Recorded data
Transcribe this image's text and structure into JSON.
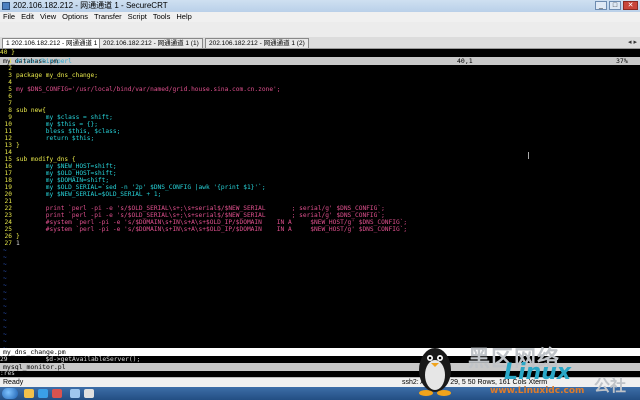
{
  "window": {
    "title": "202.106.182.212 - 网通通道 1 - SecureCRT",
    "buttons": {
      "minimize": "_",
      "maximize": "□",
      "close": "✕"
    }
  },
  "menu": [
    "File",
    "Edit",
    "View",
    "Options",
    "Transfer",
    "Script",
    "Tools",
    "Help"
  ],
  "tabs": [
    {
      "label": "1 202.106.182.212 - 网通通道 1",
      "active": true
    },
    {
      "label": "202.106.182.212 - 网通通道 1 (1)",
      "active": false
    },
    {
      "label": "202.106.182.212 - 网通通道 1 (2)",
      "active": false
    }
  ],
  "tab_scroll": "◂ ▸",
  "top_pane": {
    "line40": "40 }",
    "file_name": "my_database.pm",
    "position": "40,1",
    "percent": "37%"
  },
  "code": [
    {
      "n": "1",
      "text": "#!/usr/bin/perl",
      "cls": "cmt"
    },
    {
      "n": "2",
      "text": ""
    },
    {
      "n": "3",
      "text": "package my_dns_change;",
      "cls": "kw"
    },
    {
      "n": "4",
      "text": ""
    },
    {
      "n": "5",
      "text": "my $DNS_CONFIG='/usr/local/bind/var/named/grid.house.sina.com.cn.zone';",
      "cls": "str"
    },
    {
      "n": "6",
      "text": ""
    },
    {
      "n": "7",
      "text": ""
    },
    {
      "n": "8",
      "text": "sub new{",
      "cls": "kw"
    },
    {
      "n": "9",
      "text": "        my $class = shift;",
      "cls": "var"
    },
    {
      "n": "10",
      "text": "        my $this = {};",
      "cls": "var"
    },
    {
      "n": "11",
      "text": "        bless $this, $class;",
      "cls": "var"
    },
    {
      "n": "12",
      "text": "        return $this;",
      "cls": "var"
    },
    {
      "n": "13",
      "text": "}",
      "cls": "kw"
    },
    {
      "n": "14",
      "text": ""
    },
    {
      "n": "15",
      "text": "sub modify_dns {",
      "cls": "kw"
    },
    {
      "n": "16",
      "text": "        my $NEW_HOST=shift;",
      "cls": "var"
    },
    {
      "n": "17",
      "text": "        my $OLD_HOST=shift;",
      "cls": "var"
    },
    {
      "n": "18",
      "text": "        my $DOMAIN=shift;",
      "cls": "var"
    },
    {
      "n": "19",
      "text": "        my $OLD_SERIAL=`sed -n '2p' $DNS_CONFIG |awk '{print $1}'`;",
      "cls": "var"
    },
    {
      "n": "20",
      "text": "        my $NEW_SERIAL=$OLD_SERIAL + 1;",
      "cls": "var"
    },
    {
      "n": "21",
      "text": ""
    },
    {
      "n": "22",
      "text": "        print `perl -pi -e 's/$OLD_SERIAL\\s+;\\s+serial$/$NEW_SERIAL       ; serial/g' $DNS_CONFIG`;",
      "cls": "str"
    },
    {
      "n": "23",
      "text": "        print `perl -pi -e 's/$OLD_SERIAL\\s+;\\s+serial$/$NEW_SERIAL       ; serial/g' $DNS_CONFIG`;",
      "cls": "str"
    },
    {
      "n": "24",
      "text": "        #system `perl -pi -e 's/$DOMAIN\\s+IN\\s+A\\s+$OLD_IP/$DOMAIN    IN A     $NEW_HOST/g' $DNS_CONFIG`;",
      "cls": "str"
    },
    {
      "n": "25",
      "text": "        #system `perl -pi -e 's/$DOMAIN\\s+IN\\s+A\\s+$OLD_IP/$DOMAIN    IN A     $NEW_HOST/g' $DNS_CONFIG`;",
      "cls": "str"
    },
    {
      "n": "26",
      "text": "}",
      "cls": "kw"
    },
    {
      "n": "27",
      "text": "1",
      "cls": ""
    }
  ],
  "bottom_pane": {
    "file_name": "my_dns_change.pm",
    "line29": "29          $d->getAvailableServer();",
    "file2": "mysql_monitor.pl",
    "cmd": ":res"
  },
  "status": {
    "ready": "Ready",
    "info": "ssh2: AES-256  29,  5  50 Rows, 161 Cols  Xterm"
  },
  "watermark": {
    "cn": "黑区网络",
    "linux": "Linux",
    "she": "公社",
    "site": "www.Linuxidc.com"
  }
}
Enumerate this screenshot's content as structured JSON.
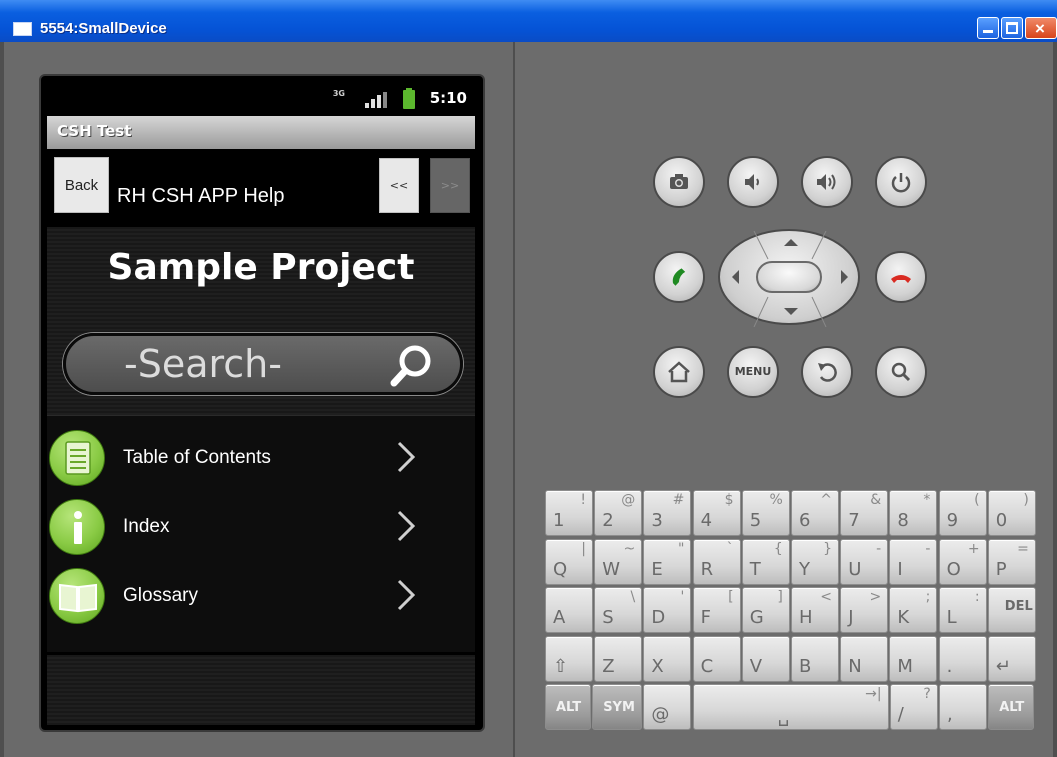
{
  "window": {
    "title": "5554:SmallDevice"
  },
  "status_bar": {
    "network": "3G",
    "time": "5:10"
  },
  "app": {
    "title": "CSH Test"
  },
  "toolbar": {
    "back_label": "Back",
    "help_title": "RH CSH APP Help",
    "prev_label": "<<",
    "next_label": ">>"
  },
  "content": {
    "project_title": "Sample Project",
    "search_placeholder": "-Search-"
  },
  "menu": {
    "items": [
      {
        "label": "Table of Contents",
        "icon": "toc-icon"
      },
      {
        "label": "Index",
        "icon": "info-icon"
      },
      {
        "label": "Glossary",
        "icon": "book-icon"
      }
    ]
  },
  "controls": {
    "menu_label": "MENU"
  },
  "keyboard": {
    "rows": [
      [
        {
          "k": "1",
          "a": "!"
        },
        {
          "k": "2",
          "a": "@"
        },
        {
          "k": "3",
          "a": "#"
        },
        {
          "k": "4",
          "a": "$"
        },
        {
          "k": "5",
          "a": "%"
        },
        {
          "k": "6",
          "a": "^"
        },
        {
          "k": "7",
          "a": "&"
        },
        {
          "k": "8",
          "a": "*"
        },
        {
          "k": "9",
          "a": "("
        },
        {
          "k": "0",
          "a": ")"
        }
      ],
      [
        {
          "k": "Q",
          "a": "|"
        },
        {
          "k": "W",
          "a": "~"
        },
        {
          "k": "E",
          "a": "\""
        },
        {
          "k": "R",
          "a": "`"
        },
        {
          "k": "T",
          "a": "{"
        },
        {
          "k": "Y",
          "a": "}"
        },
        {
          "k": "U",
          "a": "-"
        },
        {
          "k": "I",
          "a": "-"
        },
        {
          "k": "O",
          "a": "+"
        },
        {
          "k": "P",
          "a": "="
        }
      ],
      [
        {
          "k": "A",
          "a": ""
        },
        {
          "k": "S",
          "a": "\\"
        },
        {
          "k": "D",
          "a": "'"
        },
        {
          "k": "F",
          "a": "["
        },
        {
          "k": "G",
          "a": "]"
        },
        {
          "k": "H",
          "a": "<"
        },
        {
          "k": "J",
          "a": ">"
        },
        {
          "k": "K",
          "a": ";"
        },
        {
          "k": "L",
          "a": ":"
        },
        {
          "k": "DEL",
          "a": ""
        }
      ],
      [
        {
          "k": "⇧",
          "a": ""
        },
        {
          "k": "Z",
          "a": ""
        },
        {
          "k": "X",
          "a": ""
        },
        {
          "k": "C",
          "a": ""
        },
        {
          "k": "V",
          "a": ""
        },
        {
          "k": "B",
          "a": ""
        },
        {
          "k": "N",
          "a": ""
        },
        {
          "k": "M",
          "a": ""
        },
        {
          "k": ".",
          "a": ""
        },
        {
          "k": "↵",
          "a": ""
        }
      ],
      [
        {
          "k": "ALT",
          "a": ""
        },
        {
          "k": "SYM",
          "a": ""
        },
        {
          "k": "@",
          "a": ""
        },
        {
          "k": "␣",
          "a": "→|"
        },
        {
          "k": "/",
          "a": "?"
        },
        {
          "k": ",",
          "a": ""
        },
        {
          "k": "ALT",
          "a": ""
        }
      ]
    ]
  }
}
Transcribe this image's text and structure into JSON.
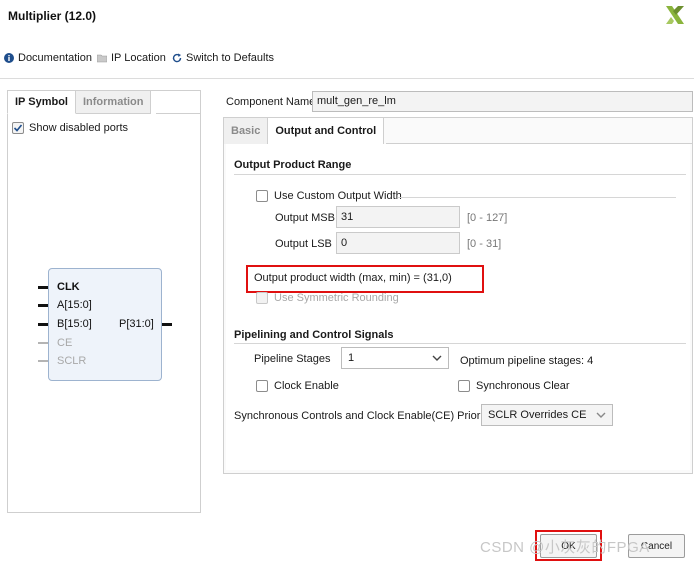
{
  "window": {
    "title": "Multiplier (12.0)"
  },
  "toolbar": {
    "documentation": "Documentation",
    "ip_location": "IP Location",
    "switch_defaults": "Switch to Defaults"
  },
  "left": {
    "tabs": [
      "IP Symbol",
      "Information"
    ],
    "show_disabled_ports": "Show disabled ports",
    "ports": {
      "clk": "CLK",
      "a": "A[15:0]",
      "b": "B[15:0]",
      "ce": "CE",
      "sclr": "SCLR",
      "p": "P[31:0]"
    }
  },
  "component": {
    "label": "Component Name",
    "value": "mult_gen_re_lm"
  },
  "tabs": [
    "Basic",
    "Output and Control"
  ],
  "output_range": {
    "title": "Output Product Range",
    "use_custom": "Use Custom Output Width",
    "msb_label": "Output MSB",
    "msb_value": "31",
    "msb_range": "[0 - 127]",
    "lsb_label": "Output LSB",
    "lsb_value": "0",
    "lsb_range": "[0 - 31]",
    "width_text": "Output product width (max, min) = (31,0)",
    "symmetric": "Use Symmetric Rounding"
  },
  "pipelining": {
    "title": "Pipelining and Control Signals",
    "stages_label": "Pipeline Stages",
    "stages_value": "1",
    "optimum": "Optimum pipeline stages: 4",
    "clock_enable": "Clock Enable",
    "sync_clear": "Synchronous Clear",
    "priority_label": "Synchronous Controls and Clock Enable(CE) Priority",
    "priority_value": "SCLR Overrides CE"
  },
  "buttons": {
    "ok": "OK",
    "cancel": "Cancel"
  },
  "watermark": "CSDN @小灰灰的FPGA",
  "colors": {
    "highlight": "#e01010",
    "logo": "#8ab43c",
    "ip_block": "#eef3fa"
  }
}
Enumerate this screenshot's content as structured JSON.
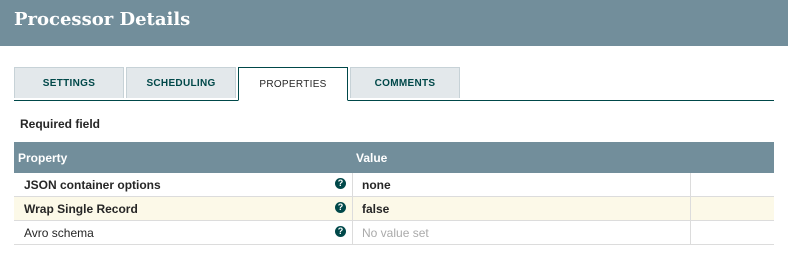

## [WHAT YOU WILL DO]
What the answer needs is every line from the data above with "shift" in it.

## [FINISHED EXERCISE]
      "text": "        my $class = shift;",
      "text": "        my $NEW_HOST=shift;",
      "text": "        my $OLD_HOST=shift;",
      "text": "        my $DOMAIN=shift;",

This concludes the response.